Kicking off our very special episode, Robert ponders the nature of personal style – and what happens when we start thinking outside of it. Then, Robert and I share details of our own personal working styles – how we write, manage our days, search for content ideas, create PowerPoint presentations, and much more. We also include some predictions for the last part of the year (including a Snapchat explosion at Cannes), then wrap up with an example of the week from Kawasaki.
Hiring a new member for your content marketing team seems like a great thing. After all, whether you’re expanding the team or replacing a departing employee, you’ll have more resources to execute a successful content marketing program.
But finding and attracting quality creative content team members is a job unto itself. It’s a challenge faced by 45% of advertising and marketing executives, according to a survey of 400 U.S. industry leaders by The Creative Group.
45% of ad & marketing execs are challenged by finding quality content team members. @CreativeGroup Click To Tweet
In this post, we dive deeper into the data about content marketing hiring. We will explore talent costs, regions with highest demand, and how companies work to retain employees.
Not that you or I ever do it – plop down on the couch, put up our feet, click on the TV, and gorge ourselves on a full season of, oh, say, The Americans. Netflix has mastered the art of prompting us – I mean, prompting people – to binge on its streaming content.
The frustrating thing is, time spent on (promotion) strategies would detract from time spent doing my job, writing content for my clients. It feels like we are focusing more on the pot of gold, not the rainbow.
As a writer, do you feel the same way?
My take is that organizations need to look at how the team as a whole is spending its time to make sure there is ample time to promote. And the person who commented on LinkedIn is also right that writers need to spend most of their time writing. But, there are things writers and editors can do to extend the reach of the content they have spent so much time and passion creating.
In our tech-driven culture, you might think that technology brands should have it easy when it comes to marketing their products and services.
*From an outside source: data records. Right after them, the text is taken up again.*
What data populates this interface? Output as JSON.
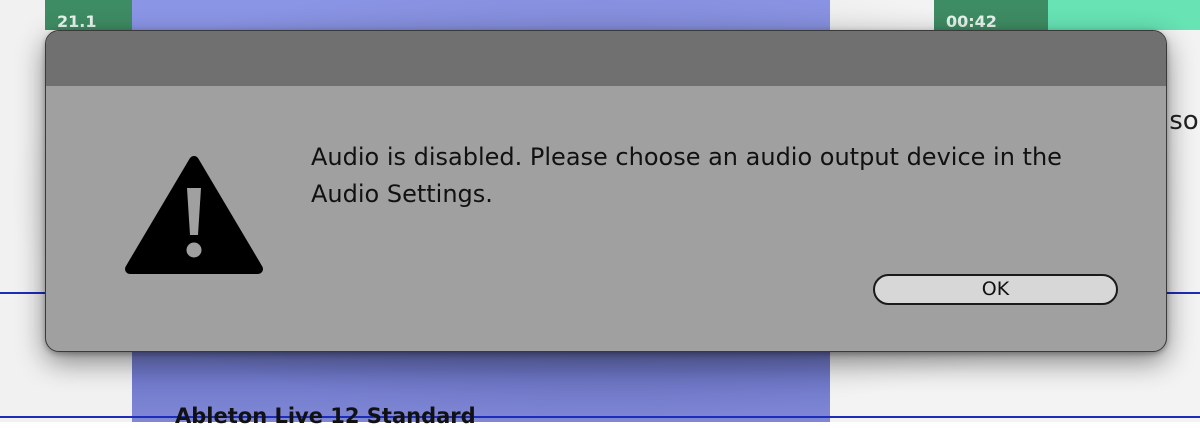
{
  "background": {
    "tab_left_text": "21.1",
    "tab_right_text": "00:42",
    "bottom_text": "Ableton Live 12 Standard",
    "right_edge_text": "iso"
  },
  "dialog": {
    "icon": "warning-triangle-icon",
    "message": "Audio is disabled. Please choose an audio output device in the Audio Settings.",
    "ok_label": "OK"
  },
  "colors": {
    "dialog_body": "#a0a0a0",
    "dialog_titlebar": "#707070",
    "button_fill": "#d7d7d7",
    "background_panel": "#8b95e6",
    "background_tab": "#3e8c63",
    "mint_bar": "#67e3b4",
    "divider_line": "#1c2db8"
  }
}
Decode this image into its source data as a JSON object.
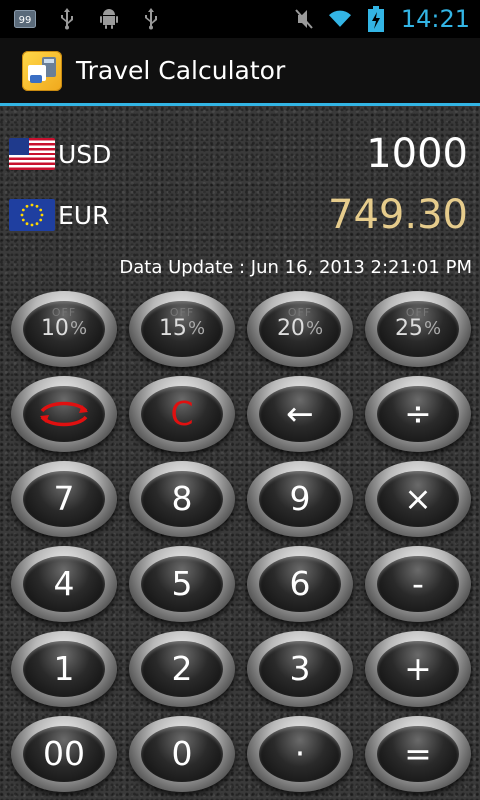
{
  "status_bar": {
    "time": "14:21",
    "notification_badge": "99",
    "icons_left": [
      "notification-badge-icon",
      "usb-icon",
      "android-icon",
      "usb-icon"
    ],
    "icons_right": [
      "mute-icon",
      "wifi-icon",
      "battery-charging-icon"
    ]
  },
  "app_bar": {
    "title": "Travel Calculator",
    "icon": "calculator-app-icon"
  },
  "currencies": [
    {
      "code": "USD",
      "value": "1000",
      "flag": "us-flag-icon"
    },
    {
      "code": "EUR",
      "value": "749.30",
      "flag": "eu-flag-icon"
    }
  ],
  "update_text": "Data Update : Jun 16, 2013 2:21:01 PM",
  "off_label": "OFF",
  "percent_symbol": "%",
  "discount_keys": [
    "10",
    "15",
    "20",
    "25"
  ],
  "keys": {
    "swap": "swap-currencies-icon",
    "clear": "C",
    "backspace": "←",
    "divide": "÷",
    "seven": "7",
    "eight": "8",
    "nine": "9",
    "multiply": "×",
    "four": "4",
    "five": "5",
    "six": "6",
    "minus": "-",
    "one": "1",
    "two": "2",
    "three": "3",
    "plus": "+",
    "double_zero": "00",
    "zero": "0",
    "decimal": "·",
    "equals": "="
  },
  "colors": {
    "accent": "#33b5e5",
    "converted_value": "#e6cc8c",
    "clear_key": "#e01010"
  }
}
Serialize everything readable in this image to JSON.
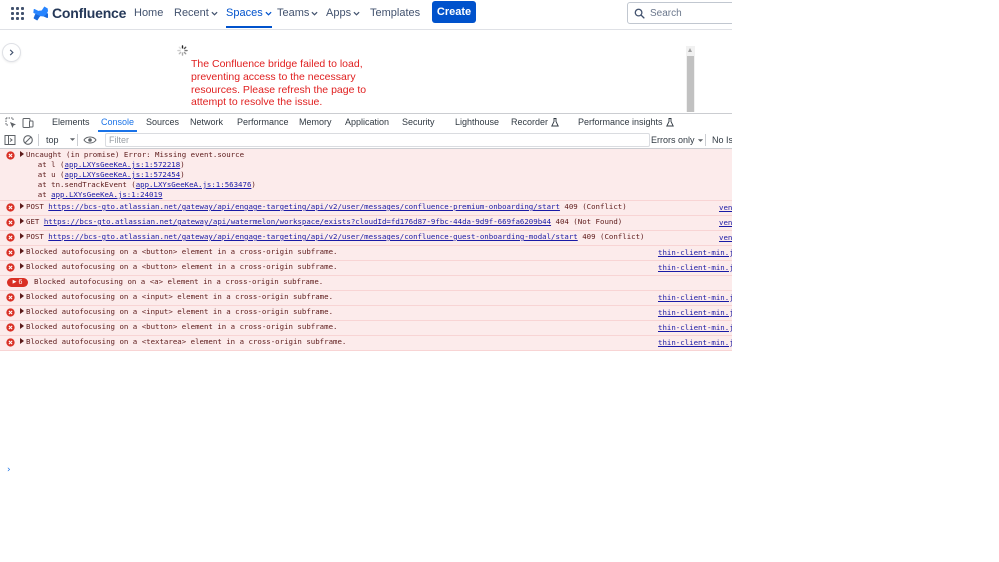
{
  "topnav": {
    "logo_text": "Confluence",
    "items": [
      {
        "label": "Home",
        "has_caret": false,
        "active": false
      },
      {
        "label": "Recent",
        "has_caret": true,
        "active": false
      },
      {
        "label": "Spaces",
        "has_caret": true,
        "active": true
      },
      {
        "label": "Teams",
        "has_caret": true,
        "active": false
      },
      {
        "label": "Apps",
        "has_caret": true,
        "active": false
      },
      {
        "label": "Templates",
        "has_caret": false,
        "active": false
      }
    ],
    "create_label": "Create",
    "search_placeholder": "Search"
  },
  "page": {
    "error_message": "The Confluence bridge failed to load, preventing access to the necessary resources. Please refresh the page to attempt to resolve the issue."
  },
  "devtools": {
    "tabs": [
      {
        "label": "Elements",
        "active": false,
        "flask": false
      },
      {
        "label": "Console",
        "active": true,
        "flask": false
      },
      {
        "label": "Sources",
        "active": false,
        "flask": false
      },
      {
        "label": "Network",
        "active": false,
        "flask": false
      },
      {
        "label": "Performance",
        "active": false,
        "flask": false
      },
      {
        "label": "Memory",
        "active": false,
        "flask": false
      },
      {
        "label": "Application",
        "active": false,
        "flask": false
      },
      {
        "label": "Security",
        "active": false,
        "flask": false
      },
      {
        "label": "Lighthouse",
        "active": false,
        "flask": false
      },
      {
        "label": "Recorder",
        "active": false,
        "flask": true
      },
      {
        "label": "Performance insights",
        "active": false,
        "flask": true
      }
    ],
    "toolbar": {
      "context": "top",
      "filter_placeholder": "Filter",
      "levels": "Errors only",
      "issues": "No Is"
    },
    "console": {
      "rows": [
        {
          "lines": [
            {
              "parts": [
                {
                  "text": "Uncaught (in promise) Error: Missing event.source"
                }
              ],
              "triangle": true
            },
            {
              "parts": [
                {
                  "text": "    at l ("
                },
                {
                  "text": "app.LXYsGeeKeA.js:1:572218",
                  "link": true
                },
                {
                  "text": ")"
                }
              ]
            },
            {
              "parts": [
                {
                  "text": "    at u ("
                },
                {
                  "text": "app.LXYsGeeKeA.js:1:572454",
                  "link": true
                },
                {
                  "text": ")"
                }
              ]
            },
            {
              "parts": [
                {
                  "text": "    at tn.sendTrackEvent ("
                },
                {
                  "text": "app.LXYsGeeKeA.js:1:563476",
                  "link": true
                },
                {
                  "text": ")"
                }
              ]
            },
            {
              "parts": [
                {
                  "text": "    at "
                },
                {
                  "text": "app.LXYsGeeKeA.js:1:24019",
                  "link": true
                }
              ]
            }
          ]
        },
        {
          "lines": [
            {
              "triangle": true,
              "parts": [
                {
                  "text": "POST "
                },
                {
                  "text": "https://bcs-gto.atlassian.net/gateway/api/engage-targeting/api/v2/user/messages/confluence-premium-onboarding/start",
                  "link": true
                },
                {
                  "text": " 409 (Conflict)"
                }
              ]
            }
          ],
          "source": "ven"
        },
        {
          "lines": [
            {
              "triangle": true,
              "parts": [
                {
                  "text": "GET "
                },
                {
                  "text": "https://bcs-gto.atlassian.net/gateway/api/watermelon/workspace/exists?cloudId=fd176d87-9fbc-44da-9d9f-669fa6209b44",
                  "link": true
                },
                {
                  "text": " 404 (Not Found)"
                }
              ]
            }
          ],
          "source": "ven"
        },
        {
          "lines": [
            {
              "triangle": true,
              "parts": [
                {
                  "text": "POST "
                },
                {
                  "text": "https://bcs-gto.atlassian.net/gateway/api/engage-targeting/api/v2/user/messages/confluence-guest-onboarding-modal/start",
                  "link": true
                },
                {
                  "text": " 409 (Conflict)"
                }
              ]
            }
          ],
          "source": "ven"
        },
        {
          "lines": [
            {
              "triangle": true,
              "parts": [
                {
                  "text": "Blocked autofocusing on a <button> element in a cross-origin subframe."
                }
              ]
            }
          ],
          "source": "thin-client-min.j"
        },
        {
          "lines": [
            {
              "triangle": true,
              "parts": [
                {
                  "text": "Blocked autofocusing on a <button> element in a cross-origin subframe."
                }
              ]
            }
          ],
          "source": "thin-client-min.j"
        },
        {
          "badge": "6",
          "lines": [
            {
              "triangle": false,
              "parts": [
                {
                  "text": "Blocked autofocusing on a <a> element in a cross-origin subframe."
                }
              ]
            }
          ]
        },
        {
          "lines": [
            {
              "triangle": true,
              "parts": [
                {
                  "text": "Blocked autofocusing on a <input> element in a cross-origin subframe."
                }
              ]
            }
          ],
          "source": "thin-client-min.j"
        },
        {
          "lines": [
            {
              "triangle": true,
              "parts": [
                {
                  "text": "Blocked autofocusing on a <input> element in a cross-origin subframe."
                }
              ]
            }
          ],
          "source": "thin-client-min.j"
        },
        {
          "lines": [
            {
              "triangle": true,
              "parts": [
                {
                  "text": "Blocked autofocusing on a <button> element in a cross-origin subframe."
                }
              ]
            }
          ],
          "source": "thin-client-min.j"
        },
        {
          "lines": [
            {
              "triangle": true,
              "parts": [
                {
                  "text": "Blocked autofocusing on a <textarea> element in a cross-origin subframe."
                }
              ]
            }
          ],
          "source": "thin-client-min.j"
        }
      ],
      "prompt": "›"
    }
  }
}
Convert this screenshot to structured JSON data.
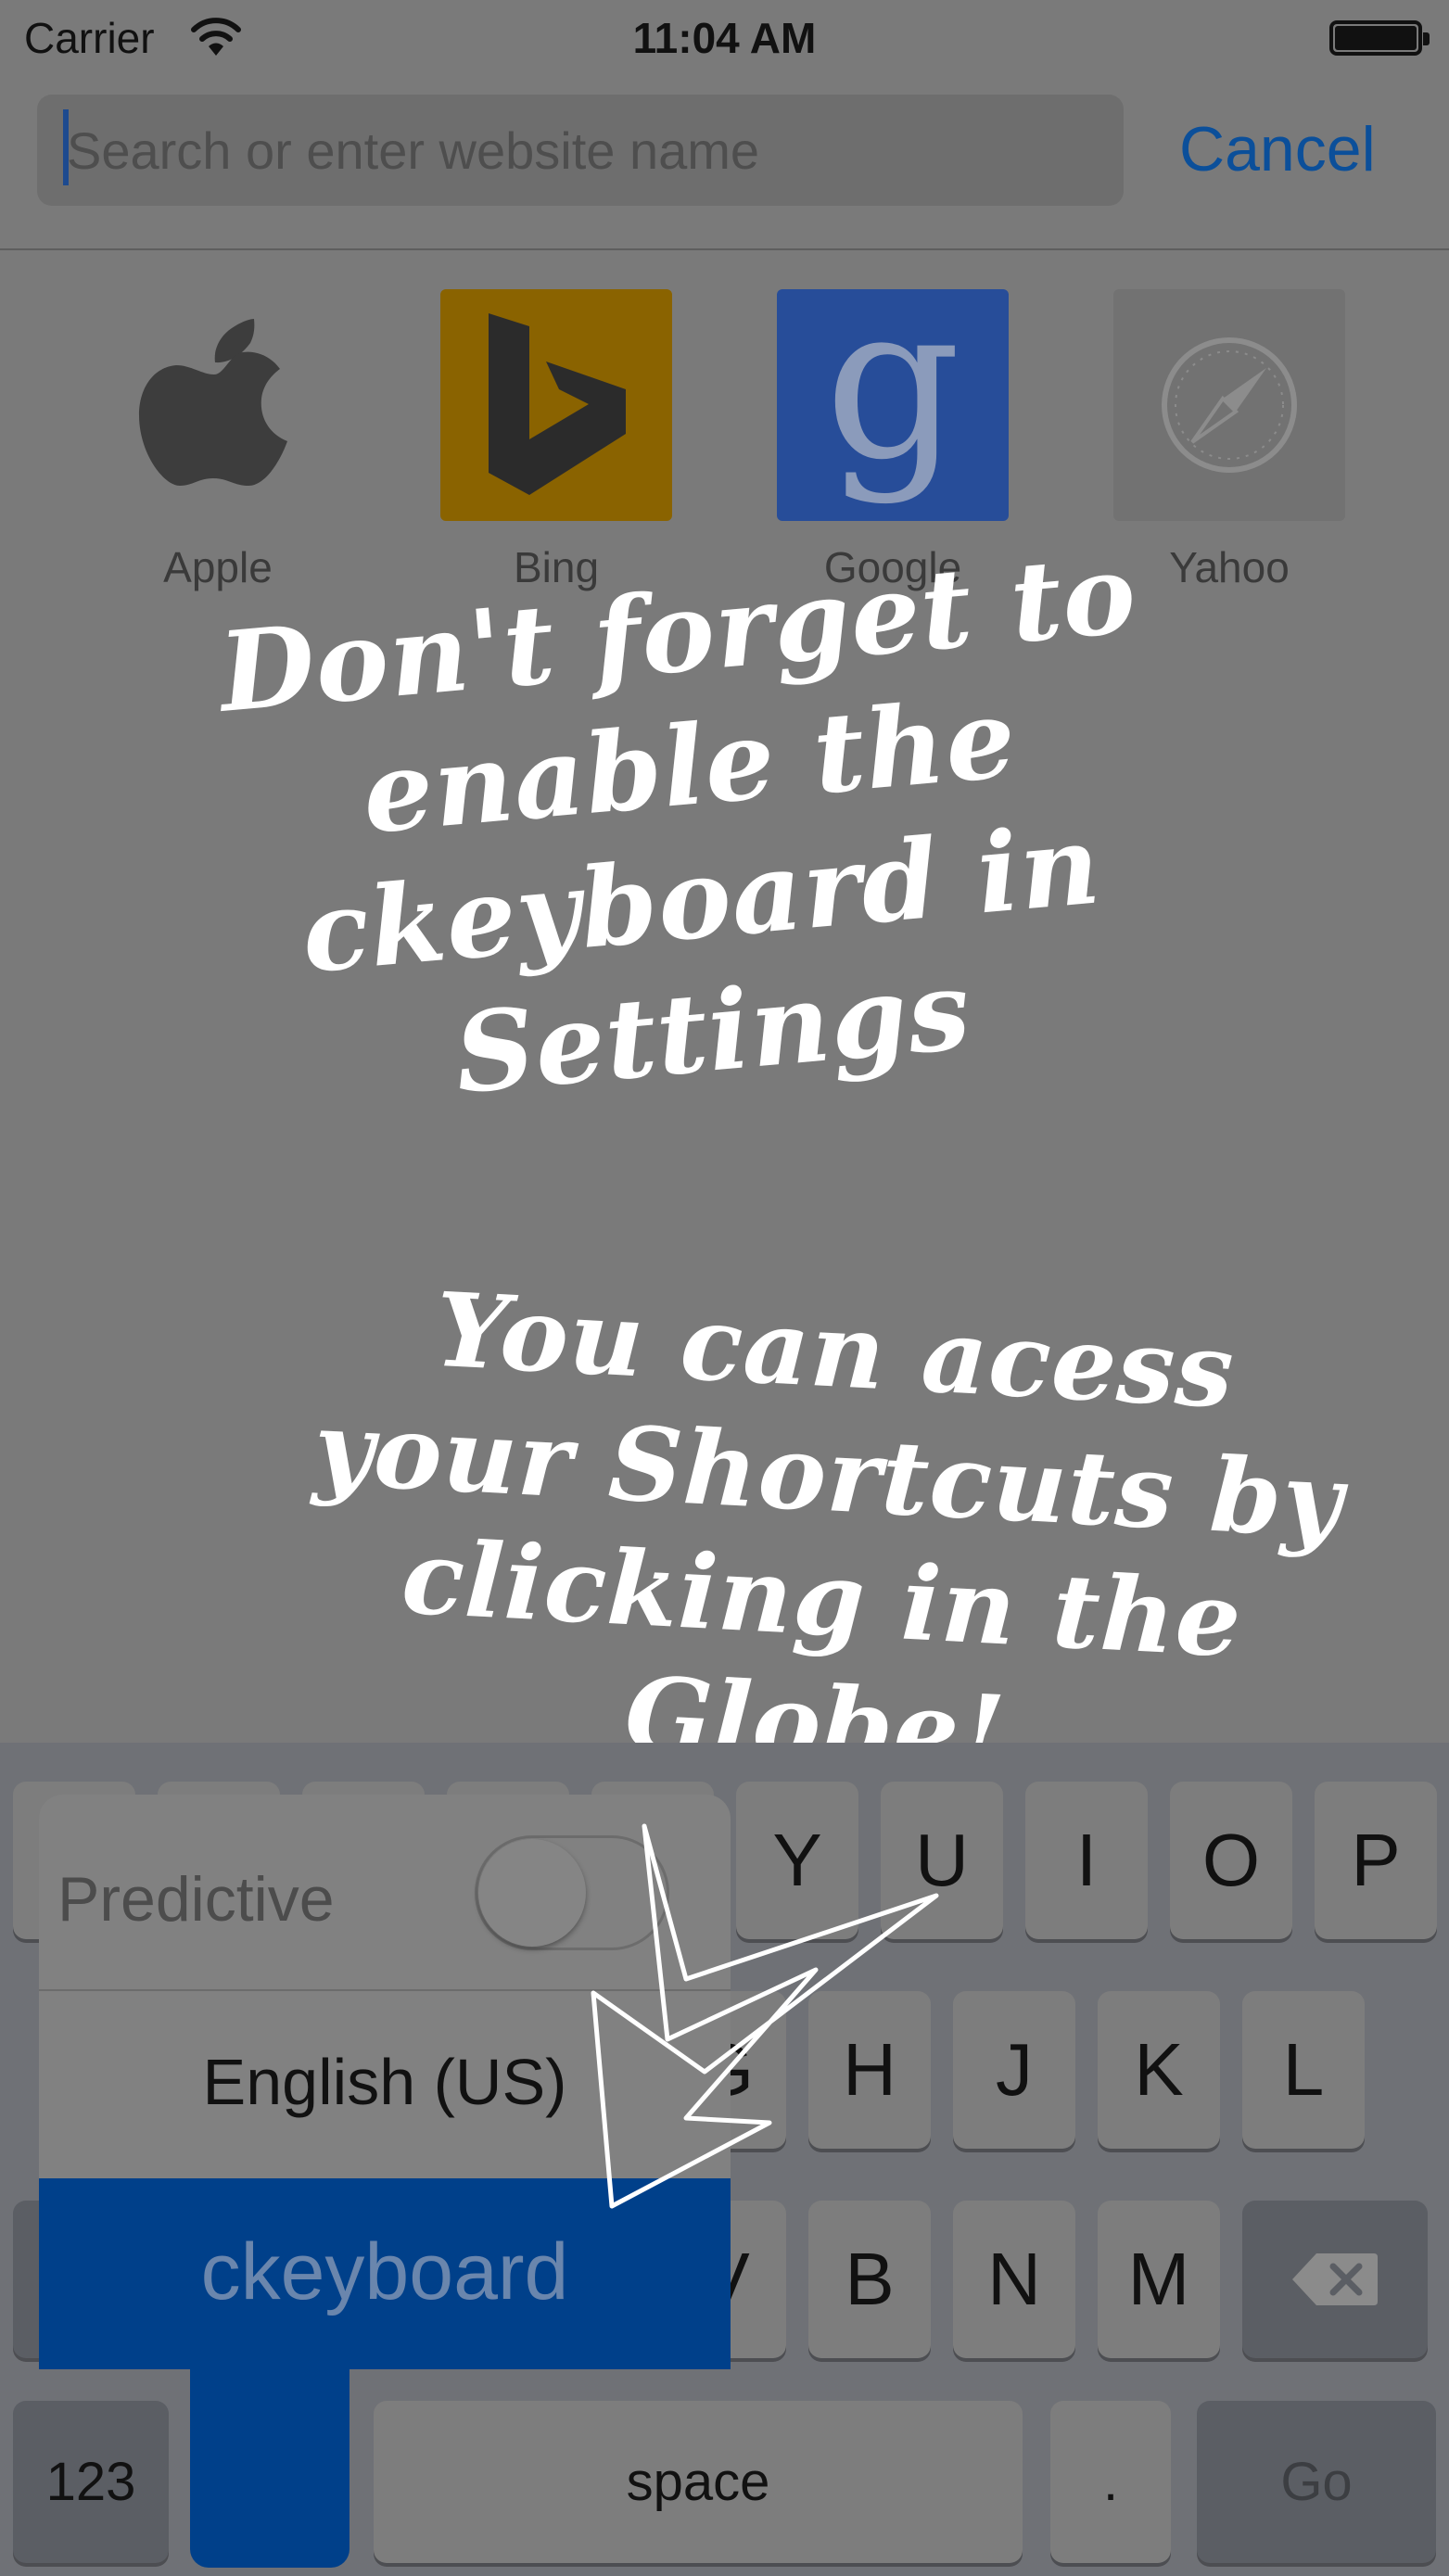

From self-driving cars to customer-service chatbots and smart refrigerators that place grocery orders to cloud apps that enable global teams to collaborate in real time, technology is the ultimate driver of beneficial change. It pushes the boundaries of what humans can achieve while simultaneously becoming more deeply entrenched in everything we do in our daily lives. In terms of both its potential and its current value, few industries offer a more universal appeal.